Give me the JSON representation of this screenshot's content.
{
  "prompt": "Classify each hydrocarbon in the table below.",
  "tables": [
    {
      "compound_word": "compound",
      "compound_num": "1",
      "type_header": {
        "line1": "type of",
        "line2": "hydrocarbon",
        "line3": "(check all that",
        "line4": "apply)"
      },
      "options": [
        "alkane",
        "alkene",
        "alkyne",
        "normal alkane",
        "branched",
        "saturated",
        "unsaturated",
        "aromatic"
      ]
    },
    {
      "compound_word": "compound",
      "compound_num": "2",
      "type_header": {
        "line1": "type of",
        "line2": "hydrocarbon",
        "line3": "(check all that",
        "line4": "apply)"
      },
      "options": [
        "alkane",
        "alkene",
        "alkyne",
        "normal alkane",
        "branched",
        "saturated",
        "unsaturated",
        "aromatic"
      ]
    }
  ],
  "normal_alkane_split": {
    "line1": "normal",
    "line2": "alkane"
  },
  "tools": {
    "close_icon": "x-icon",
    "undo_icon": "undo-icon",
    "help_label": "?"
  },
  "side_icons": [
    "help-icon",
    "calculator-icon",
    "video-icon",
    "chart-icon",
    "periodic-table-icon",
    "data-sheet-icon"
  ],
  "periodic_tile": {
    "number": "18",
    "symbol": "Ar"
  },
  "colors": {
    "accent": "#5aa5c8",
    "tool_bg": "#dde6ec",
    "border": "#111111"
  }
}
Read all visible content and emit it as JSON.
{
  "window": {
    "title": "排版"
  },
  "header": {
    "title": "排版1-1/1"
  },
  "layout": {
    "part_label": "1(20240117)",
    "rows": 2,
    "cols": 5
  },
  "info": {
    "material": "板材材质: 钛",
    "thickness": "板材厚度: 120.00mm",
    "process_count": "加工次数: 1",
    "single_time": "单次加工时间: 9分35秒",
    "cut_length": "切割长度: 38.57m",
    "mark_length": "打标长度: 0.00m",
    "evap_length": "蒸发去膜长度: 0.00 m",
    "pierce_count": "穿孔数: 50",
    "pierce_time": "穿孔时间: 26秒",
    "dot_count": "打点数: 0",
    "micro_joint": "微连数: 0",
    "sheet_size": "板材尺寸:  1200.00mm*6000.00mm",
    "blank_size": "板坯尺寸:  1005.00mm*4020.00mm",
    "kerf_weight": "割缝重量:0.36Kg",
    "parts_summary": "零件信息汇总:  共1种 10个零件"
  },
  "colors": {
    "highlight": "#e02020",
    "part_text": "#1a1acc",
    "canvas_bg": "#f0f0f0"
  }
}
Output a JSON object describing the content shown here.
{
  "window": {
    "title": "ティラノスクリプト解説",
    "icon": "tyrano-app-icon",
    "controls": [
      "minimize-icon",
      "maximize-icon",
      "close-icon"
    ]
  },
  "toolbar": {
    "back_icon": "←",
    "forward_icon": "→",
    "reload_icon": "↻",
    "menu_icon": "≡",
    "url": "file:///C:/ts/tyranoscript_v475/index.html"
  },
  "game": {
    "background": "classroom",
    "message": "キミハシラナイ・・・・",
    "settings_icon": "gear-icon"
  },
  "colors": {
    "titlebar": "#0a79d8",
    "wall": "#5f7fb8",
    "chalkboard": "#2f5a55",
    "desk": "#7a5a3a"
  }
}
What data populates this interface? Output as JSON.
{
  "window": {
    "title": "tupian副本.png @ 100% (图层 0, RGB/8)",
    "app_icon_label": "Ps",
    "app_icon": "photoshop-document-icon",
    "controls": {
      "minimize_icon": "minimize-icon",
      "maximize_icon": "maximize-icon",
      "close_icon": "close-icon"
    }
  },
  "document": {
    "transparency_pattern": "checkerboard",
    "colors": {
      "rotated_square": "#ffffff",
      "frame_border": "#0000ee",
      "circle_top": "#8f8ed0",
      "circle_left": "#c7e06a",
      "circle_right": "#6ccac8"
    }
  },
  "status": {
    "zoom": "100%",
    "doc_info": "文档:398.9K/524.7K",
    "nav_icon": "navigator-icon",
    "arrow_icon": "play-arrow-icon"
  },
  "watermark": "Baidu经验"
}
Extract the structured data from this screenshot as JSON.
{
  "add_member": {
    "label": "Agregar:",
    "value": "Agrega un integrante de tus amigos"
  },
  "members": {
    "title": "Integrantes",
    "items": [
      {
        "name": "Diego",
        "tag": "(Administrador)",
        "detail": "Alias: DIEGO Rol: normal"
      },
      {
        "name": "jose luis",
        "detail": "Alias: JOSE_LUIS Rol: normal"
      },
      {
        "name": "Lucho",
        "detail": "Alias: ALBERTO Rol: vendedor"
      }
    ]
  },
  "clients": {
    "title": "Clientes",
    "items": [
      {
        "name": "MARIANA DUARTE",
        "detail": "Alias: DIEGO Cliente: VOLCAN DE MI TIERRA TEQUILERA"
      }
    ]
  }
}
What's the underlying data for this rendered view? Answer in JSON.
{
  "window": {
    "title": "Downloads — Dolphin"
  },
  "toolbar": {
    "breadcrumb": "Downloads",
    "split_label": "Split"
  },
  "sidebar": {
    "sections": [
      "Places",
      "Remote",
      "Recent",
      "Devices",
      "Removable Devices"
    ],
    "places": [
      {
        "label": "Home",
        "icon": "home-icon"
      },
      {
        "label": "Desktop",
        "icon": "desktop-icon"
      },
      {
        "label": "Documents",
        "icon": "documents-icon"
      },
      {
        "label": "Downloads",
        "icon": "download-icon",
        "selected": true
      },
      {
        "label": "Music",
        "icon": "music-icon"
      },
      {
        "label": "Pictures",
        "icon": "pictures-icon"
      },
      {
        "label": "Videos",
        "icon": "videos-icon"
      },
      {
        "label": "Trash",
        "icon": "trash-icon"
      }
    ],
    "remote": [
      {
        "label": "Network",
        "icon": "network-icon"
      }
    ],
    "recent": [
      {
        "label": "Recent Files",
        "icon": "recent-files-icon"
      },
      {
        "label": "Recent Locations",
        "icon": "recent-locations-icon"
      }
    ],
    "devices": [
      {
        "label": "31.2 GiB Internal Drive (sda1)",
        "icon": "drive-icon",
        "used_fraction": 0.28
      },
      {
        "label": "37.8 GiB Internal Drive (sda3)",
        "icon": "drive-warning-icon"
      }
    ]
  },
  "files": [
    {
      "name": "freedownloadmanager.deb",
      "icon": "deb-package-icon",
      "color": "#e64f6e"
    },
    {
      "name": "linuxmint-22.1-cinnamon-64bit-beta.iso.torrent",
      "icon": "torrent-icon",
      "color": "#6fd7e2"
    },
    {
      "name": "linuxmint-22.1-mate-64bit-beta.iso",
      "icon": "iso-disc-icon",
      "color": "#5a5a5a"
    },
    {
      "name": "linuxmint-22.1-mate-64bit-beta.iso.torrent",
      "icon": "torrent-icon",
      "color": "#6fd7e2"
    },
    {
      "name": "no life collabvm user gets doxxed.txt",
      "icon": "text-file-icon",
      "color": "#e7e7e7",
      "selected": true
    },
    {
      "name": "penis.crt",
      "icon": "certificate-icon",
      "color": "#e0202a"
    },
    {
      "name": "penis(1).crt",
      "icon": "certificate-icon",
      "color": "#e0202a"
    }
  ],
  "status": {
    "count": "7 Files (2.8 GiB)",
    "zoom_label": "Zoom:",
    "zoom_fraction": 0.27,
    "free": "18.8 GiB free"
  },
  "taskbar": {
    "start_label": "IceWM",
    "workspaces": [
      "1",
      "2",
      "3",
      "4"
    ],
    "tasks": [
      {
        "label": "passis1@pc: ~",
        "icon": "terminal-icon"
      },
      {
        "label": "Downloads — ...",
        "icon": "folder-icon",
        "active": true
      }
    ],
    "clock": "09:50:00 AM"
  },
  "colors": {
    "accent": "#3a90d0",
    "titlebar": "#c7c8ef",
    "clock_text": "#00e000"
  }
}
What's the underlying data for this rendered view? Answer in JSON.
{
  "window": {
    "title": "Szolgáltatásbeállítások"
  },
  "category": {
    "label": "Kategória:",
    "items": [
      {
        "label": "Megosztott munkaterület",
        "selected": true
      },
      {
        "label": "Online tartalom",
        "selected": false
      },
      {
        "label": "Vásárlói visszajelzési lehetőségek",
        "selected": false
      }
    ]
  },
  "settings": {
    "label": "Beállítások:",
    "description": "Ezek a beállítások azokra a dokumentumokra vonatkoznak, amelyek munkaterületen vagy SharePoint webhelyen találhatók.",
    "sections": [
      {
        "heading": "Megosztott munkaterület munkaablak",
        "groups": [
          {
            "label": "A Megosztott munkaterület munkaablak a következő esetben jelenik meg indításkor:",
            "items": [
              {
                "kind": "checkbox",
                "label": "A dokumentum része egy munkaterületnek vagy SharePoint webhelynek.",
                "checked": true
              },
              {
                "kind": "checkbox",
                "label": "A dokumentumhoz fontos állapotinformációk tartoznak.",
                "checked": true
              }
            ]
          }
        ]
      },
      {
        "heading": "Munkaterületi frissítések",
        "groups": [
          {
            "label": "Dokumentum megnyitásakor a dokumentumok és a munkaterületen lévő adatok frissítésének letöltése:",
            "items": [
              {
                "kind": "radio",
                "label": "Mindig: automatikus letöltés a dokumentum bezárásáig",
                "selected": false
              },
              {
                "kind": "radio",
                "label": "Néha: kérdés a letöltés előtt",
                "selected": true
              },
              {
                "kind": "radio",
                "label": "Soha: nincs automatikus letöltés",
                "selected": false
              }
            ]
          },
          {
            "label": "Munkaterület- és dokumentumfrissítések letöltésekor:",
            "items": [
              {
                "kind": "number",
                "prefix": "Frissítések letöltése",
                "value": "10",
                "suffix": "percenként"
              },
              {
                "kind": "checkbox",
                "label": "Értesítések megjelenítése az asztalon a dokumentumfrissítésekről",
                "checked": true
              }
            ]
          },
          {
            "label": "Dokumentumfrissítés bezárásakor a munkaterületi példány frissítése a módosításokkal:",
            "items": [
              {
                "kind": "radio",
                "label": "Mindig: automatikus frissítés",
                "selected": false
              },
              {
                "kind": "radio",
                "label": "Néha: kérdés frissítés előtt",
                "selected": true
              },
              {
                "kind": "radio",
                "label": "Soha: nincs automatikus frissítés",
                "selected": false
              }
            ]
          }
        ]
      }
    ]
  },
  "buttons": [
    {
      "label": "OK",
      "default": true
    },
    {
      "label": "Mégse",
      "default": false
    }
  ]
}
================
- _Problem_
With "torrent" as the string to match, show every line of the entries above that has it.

- _Result below_
      "name": "linuxmint-22.1-cinnamon-64bit-beta.iso.torrent",
      "icon": "torrent-icon",
      "name": "linuxmint-22.1-mate-64bit-beta.iso.torrent",
      "icon": "torrent-icon",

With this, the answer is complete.